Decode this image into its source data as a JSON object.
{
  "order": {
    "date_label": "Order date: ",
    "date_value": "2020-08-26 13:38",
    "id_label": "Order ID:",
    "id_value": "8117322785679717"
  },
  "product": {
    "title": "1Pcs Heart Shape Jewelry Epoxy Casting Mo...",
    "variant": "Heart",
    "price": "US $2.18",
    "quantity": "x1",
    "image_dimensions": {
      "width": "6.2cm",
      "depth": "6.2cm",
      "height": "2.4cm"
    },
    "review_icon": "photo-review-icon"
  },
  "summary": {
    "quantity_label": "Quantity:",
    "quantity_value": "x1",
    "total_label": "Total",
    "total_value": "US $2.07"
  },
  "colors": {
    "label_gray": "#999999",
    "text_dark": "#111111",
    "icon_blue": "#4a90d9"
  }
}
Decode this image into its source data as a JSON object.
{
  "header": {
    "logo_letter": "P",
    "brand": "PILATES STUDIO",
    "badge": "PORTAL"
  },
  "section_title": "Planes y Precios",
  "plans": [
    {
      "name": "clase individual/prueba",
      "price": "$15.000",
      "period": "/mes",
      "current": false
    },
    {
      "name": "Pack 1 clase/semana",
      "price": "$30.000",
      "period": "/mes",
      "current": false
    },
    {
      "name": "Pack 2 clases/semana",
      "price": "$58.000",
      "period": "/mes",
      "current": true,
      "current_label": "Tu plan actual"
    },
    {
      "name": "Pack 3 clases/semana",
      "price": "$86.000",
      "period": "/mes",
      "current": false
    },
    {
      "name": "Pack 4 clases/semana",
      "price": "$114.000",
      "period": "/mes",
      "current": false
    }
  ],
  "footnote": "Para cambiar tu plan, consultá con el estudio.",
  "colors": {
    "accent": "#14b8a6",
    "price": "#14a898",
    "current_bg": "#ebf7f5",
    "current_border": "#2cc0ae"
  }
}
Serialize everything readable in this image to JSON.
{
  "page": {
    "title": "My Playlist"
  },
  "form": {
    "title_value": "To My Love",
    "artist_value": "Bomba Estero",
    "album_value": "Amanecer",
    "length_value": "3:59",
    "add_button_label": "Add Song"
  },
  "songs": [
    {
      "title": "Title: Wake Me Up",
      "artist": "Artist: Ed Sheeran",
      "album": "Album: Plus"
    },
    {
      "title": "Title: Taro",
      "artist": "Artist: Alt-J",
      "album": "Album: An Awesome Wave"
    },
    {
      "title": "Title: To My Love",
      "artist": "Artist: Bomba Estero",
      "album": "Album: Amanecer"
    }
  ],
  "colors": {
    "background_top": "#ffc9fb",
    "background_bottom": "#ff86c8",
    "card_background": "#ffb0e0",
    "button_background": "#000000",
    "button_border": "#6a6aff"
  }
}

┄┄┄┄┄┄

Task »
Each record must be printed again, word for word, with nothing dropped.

Exercise result »
Decode this image into its source data as a JSON object.
{
  "order": {
    "date_label": "Order date: ",
    "date_value": "2020-08-26 13:38",
    "id_label": "Order ID:",
    "id_value": "8117322785679717"
  },
  "product": {
    "title": "1Pcs Heart Shape Jewelry Epoxy Casting Mo...",
    "variant": "Heart",
    "price": "US $2.18",
    "quantity": "x1",
    "image_dimensions": {
      "width": "6.2cm",
      "depth": "6.2cm",
      "height": "2.4cm"
    },
    "review_icon": "photo-review-icon"
  },
  "summary": {
    "quantity_label": "Quantity:",
    "quantity_value": "x1",
    "total_label": "Total",
    "total_value": "US $2.07"
  },
  "colors": {
    "label_gray": "#999999",
    "text_dark": "#111111",
    "icon_blue": "#4a90d9"
  }
}
Decode this image into its source data as a JSON object.
{
  "header": {
    "logo_letter": "P",
    "brand": "PILATES STUDIO",
    "badge": "PORTAL"
  },
  "section_title": "Planes y Precios",
  "plans": [
    {
      "name": "clase individual/prueba",
      "price": "$15.000",
      "period": "/mes",
      "current": false
    },
    {
      "name": "Pack 1 clase/semana",
      "price": "$30.000",
      "period": "/mes",
      "current": false
    },
    {
      "name": "Pack 2 clases/semana",
      "price": "$58.000",
      "period": "/mes",
      "current": true,
      "current_label": "Tu plan actual"
    },
    {
      "name": "Pack 3 clases/semana",
      "price": "$86.000",
      "period": "/mes",
      "current": false
    },
    {
      "name": "Pack 4 clases/semana",
      "price": "$114.000",
      "period": "/mes",
      "current": false
    }
  ],
  "footnote": "Para cambiar tu plan, consultá con el estudio.",
  "colors": {
    "accent": "#14b8a6",
    "price": "#14a898",
    "current_bg": "#ebf7f5",
    "current_border": "#2cc0ae"
  }
}
Serialize everything readable in this image to JSON.
{
  "page": {
    "title": "My Playlist"
  },
  "form": {
    "title_value": "To My Love",
    "artist_value": "Bomba Estero",
    "album_value": "Amanecer",
    "length_value": "3:59",
    "add_button_label": "Add Song"
  },
  "songs": [
    {
      "title": "Title: Wake Me Up",
      "artist": "Artist: Ed Sheeran",
      "album": "Album: Plus"
    },
    {
      "title": "Title: Taro",
      "artist": "Artist: Alt-J",
      "album": "Album: An Awesome Wave"
    },
    {
      "title": "Title: To My Love",
      "artist": "Artist: Bomba Estero",
      "album": "Album: Amanecer"
    }
  ],
  "colors": {
    "background_top": "#ffc9fb",
    "background_bottom": "#ff86c8",
    "card_background": "#ffb0e0",
    "button_background": "#000000",
    "button_border": "#6a6aff"
  }
}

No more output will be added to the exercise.